The short opens with Zeus’s allegorical transformation into a Triumphal Arch, during which Athena violently erupts from his head. Athena’s association with both wisdom and war is oxymoronic, for what kind of wisdom is armed with weapons? She is Zeus’s mind disease, a chimera of conquest, all too eagerly revered and induced by the mortals. Infected by the idea of outward success, the main character is lured toward the Triumphal Arch, only to face its true, frightening nature as he gets within reach.
“Dinner is the best form of foreplay. Especially when it leads to sex, guns and mayhem.” A special ops agent drops off the grid and into the kitchen, working incognito as a chef. When old lovers and comrades in arms come calling with guns blazing, Michael Dinner must put down his chef’s knife and pick up a gun.
Making the Crooked Straight tells the story of one man’s work to save the world, one child at a time. Dr. Rick Hodes has spent 20 years in Ethiopia working with indigent children, curing illness and changing lives. He has adopted seven, and shares his home with 20 or more.
The film is an inspiring tale of interfaith tolerance and support: Dr. Hodes is an Orthodox Jew, and his children are Muslim and Christian.
A gorgeous soundtrack of indigenous music accompanies this award-winning documentary.
A short profile of Dan Tibbetts, a dairy farmer from Windsor, Maine. As small dairy farms around New England struggle to survive in an industry that is increasingly hostile, Tibbetts has an additional worry: how to pass his farm, and his craft, on to his children.
The Meet Your Farmer project is a series of eight short films about Maine farmers. (www.meetyourfarmer.org). Executive Producer – Maine Farmland Trust (www.mainefarmlandtrust.org).
Aaron Bell & Carly DelSignore run a diverse and busy farm while raising their three children, the ninth generation of the Bell family to live in Edmunds, Maine. On the coast of Whiting Bay in Washington County, the farm is breathtakingly beautiful.
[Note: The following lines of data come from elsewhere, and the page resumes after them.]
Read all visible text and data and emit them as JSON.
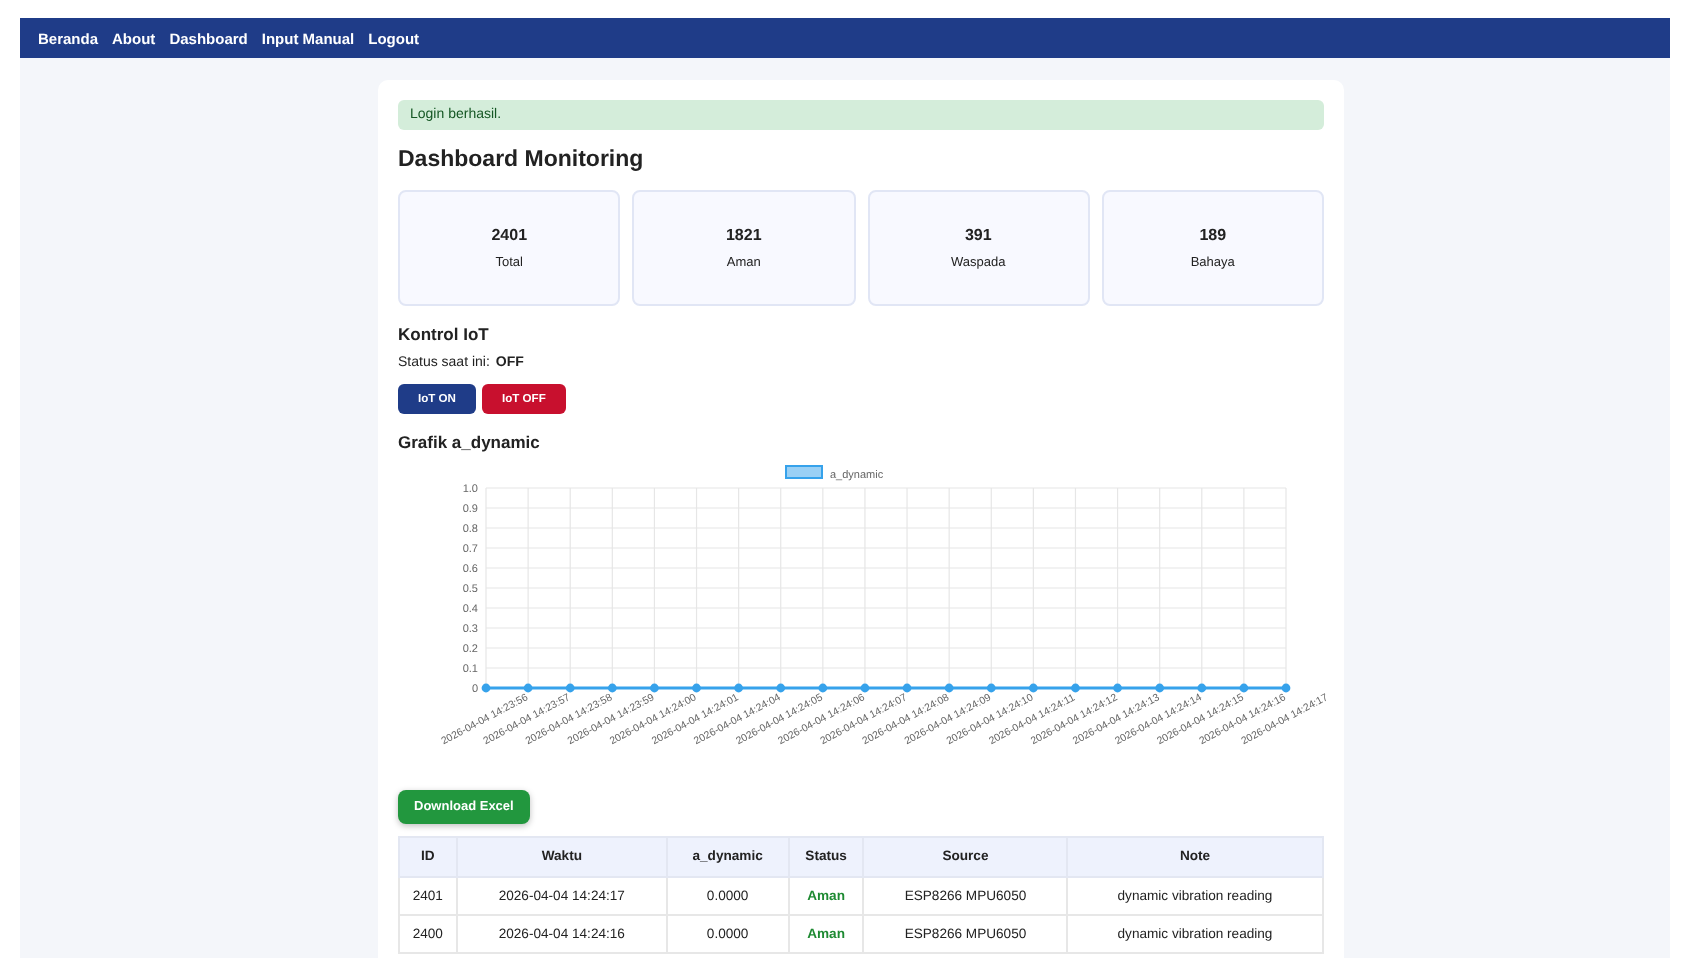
{
  "nav": [
    "Beranda",
    "About",
    "Dashboard",
    "Input Manual",
    "Logout"
  ],
  "alert": "Login berhasil.",
  "title": "Dashboard Monitoring",
  "stats": [
    {
      "value": "2401",
      "label": "Total"
    },
    {
      "value": "1821",
      "label": "Aman"
    },
    {
      "value": "391",
      "label": "Waspada"
    },
    {
      "value": "189",
      "label": "Bahaya"
    }
  ],
  "iot": {
    "heading": "Kontrol IoT",
    "status_label": "Status saat ini:",
    "status_value": "OFF",
    "buttons": [
      {
        "label": "IoT ON",
        "kind": "on"
      },
      {
        "label": "IoT OFF",
        "kind": "off"
      }
    ]
  },
  "chart_heading": "Grafik a_dynamic",
  "chart_data": {
    "type": "line",
    "categories": [
      "2026-04-04 14:23:56",
      "2026-04-04 14:23:57",
      "2026-04-04 14:23:58",
      "2026-04-04 14:23:59",
      "2026-04-04 14:24:00",
      "2026-04-04 14:24:01",
      "2026-04-04 14:24:04",
      "2026-04-04 14:24:05",
      "2026-04-04 14:24:06",
      "2026-04-04 14:24:07",
      "2026-04-04 14:24:08",
      "2026-04-04 14:24:09",
      "2026-04-04 14:24:10",
      "2026-04-04 14:24:11",
      "2026-04-04 14:24:12",
      "2026-04-04 14:24:13",
      "2026-04-04 14:24:14",
      "2026-04-04 14:24:15",
      "2026-04-04 14:24:16",
      "2026-04-04 14:24:17"
    ],
    "grid": true,
    "series": [
      {
        "name": "a_dynamic",
        "color": "#36a2eb",
        "marker": true,
        "values": [
          0,
          0,
          0,
          0,
          0,
          0,
          0,
          0,
          0,
          0,
          0,
          0,
          0,
          0,
          0,
          0,
          0,
          0,
          0,
          0
        ]
      }
    ],
    "ylim": [
      0,
      1
    ],
    "yticks": [
      {
        "value": 0,
        "label": "0"
      },
      {
        "value": 0.1,
        "label": "0.1"
      },
      {
        "value": 0.2,
        "label": "0.2"
      },
      {
        "value": 0.3,
        "label": "0.3"
      },
      {
        "value": 0.4,
        "label": "0.4"
      },
      {
        "value": 0.5,
        "label": "0.5"
      },
      {
        "value": 0.6,
        "label": "0.6"
      },
      {
        "value": 0.7,
        "label": "0.7"
      },
      {
        "value": 0.8,
        "label": "0.8"
      },
      {
        "value": 0.9,
        "label": "0.9"
      },
      {
        "value": 1,
        "label": "1.0"
      }
    ]
  },
  "download_button": "Download Excel",
  "table": {
    "columns": [
      "ID",
      "Waktu",
      "a_dynamic",
      "Status",
      "Source",
      "Note"
    ],
    "rows": [
      [
        "2401",
        "2026-04-04 14:24:17",
        "0.0000",
        "Aman",
        "ESP8266 MPU6050",
        "dynamic vibration reading"
      ],
      [
        "2400",
        "2026-04-04 14:24:16",
        "0.0000",
        "Aman",
        "ESP8266 MPU6050",
        "dynamic vibration reading"
      ]
    ]
  }
}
As they work to carve out a living selling locally-grown food in one of the poorest counties in New England, the Bell family reminds us of the quality of life that small farms provide to their communities, and what we will lose if they disappear.
Mito-Kids: Documenting Life is a short documentary about four teenage sisters who have grown up with disabilities that stem from mitochondrial disease, a chronic, genetic disorder that occurs when the mitochondria of the cell fail to function properly. This video family history follows the Dole family as they are diagnosed with a series of diverse medical problems including diabetes, deafness, seizures, fatigue issues, thyroid problems and dementia. Frustrated by the lack of information available, they look for answers, while maintaining a focus on living their lives to the fullest. Marc Dole is the father of these four young women and the film’s producer and director.
Tracy, an “everywoman” in her early 30’s, goes on four blind dates…nightmares. She emerges unscathed, even after ignoring red flag after red flag, and seems to have given up on dating. Free and alone, she stumbles upon a fabulous guy in the park. All is looking good until it’s time to say goodbye.
This documentary short focuses on John Reuter, a Gorham, Maine resident and world-class pinball player. John has slowly built a personal collection of over 100 pinball machines, most of which are set up in his home and are able to be played with the flick of a switch. John recounts his early pinball-playing days, talks of his zeal for the game and the worldwide community that surrounds it, and relates his own pinball-tinged philosophy on life. Throughout the film the stunning artwork and craftsmanship of the machines is on display through their bells, buzzers and lights. The film is produced by students at the University of Southern Maine.